A recent report by the Unión Flamenca revealed that 42 percent of those artists professionally employed in the flamenco sector will be forced to retrain and in art that requires 100 percent dedication, many don’t have other skills to fall back on.

“It’s very hard, for many of us flamenco goes beyond a passion, we have dedicated our lives to it but right now the whole sector has been hit really hard. Most flamenco artists don't have a backup plan.”

For Broukhim though, the coronavirus crisis has provided a pause and an opportunity to pursue other passions. “It was tough all of a sudden to just stop flamenco but it also gave me a chance to take a breath and think about other things I wanted to do.”

“The lockdown gave me time to dedicate my time to yoga, meditation, to look inside myself rather than project myself to an audience and that was really valuable,” she said shyly. “It also gave me a chance to concentrate on writing my own music, playing guitar and singing.”

Lockdown saw Broukhim collaborate with guitarrist Cristian O. Gugliara and producer Fernando Vacas and launch four singles.

“It's very far removed from flamenco, more of an American psychedelic folk sound,” says Broukhim, who during lockdown released her music videos on youtube and performed live concerts on instagram and facebook.  

“The reponse was great, so I'm taking it further and have formed a band, and we're playing our first gig, in a covid-19 safe environment, in Madrid next week!” she laughed. If you told me five years ago that I'd be doing this, I'd never believe you!”.

“But we have to adapt to survive.”

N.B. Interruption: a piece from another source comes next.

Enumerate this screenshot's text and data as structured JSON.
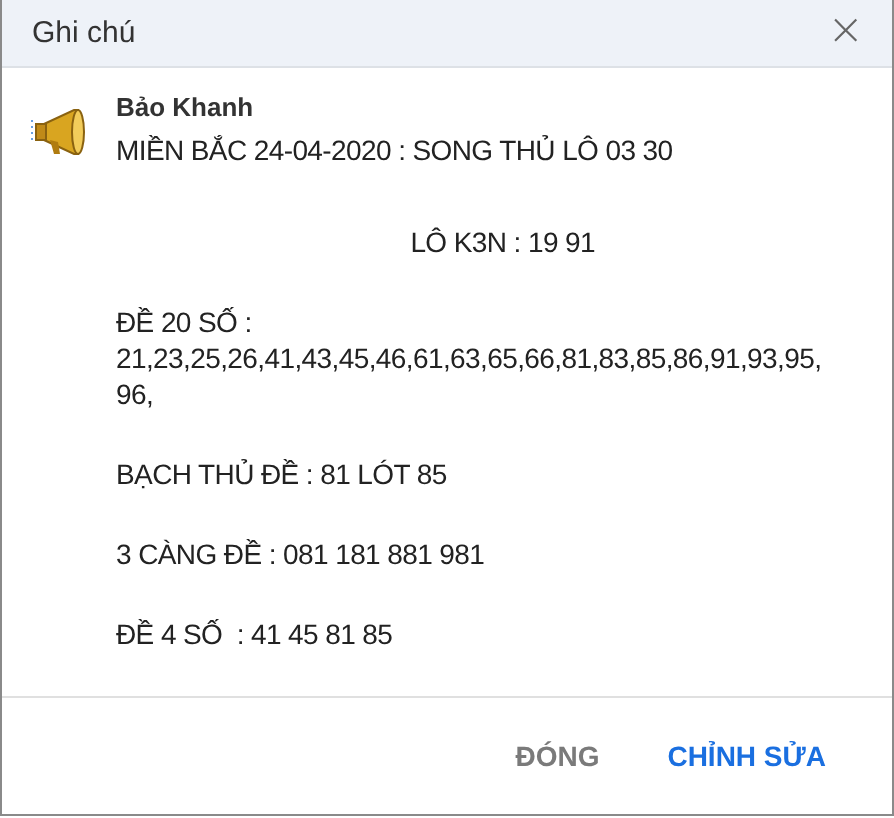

Follow Leilah Broukhim, flamenco artist and singer/songwriter on Instagram and CLICK HERE for details of her next concert.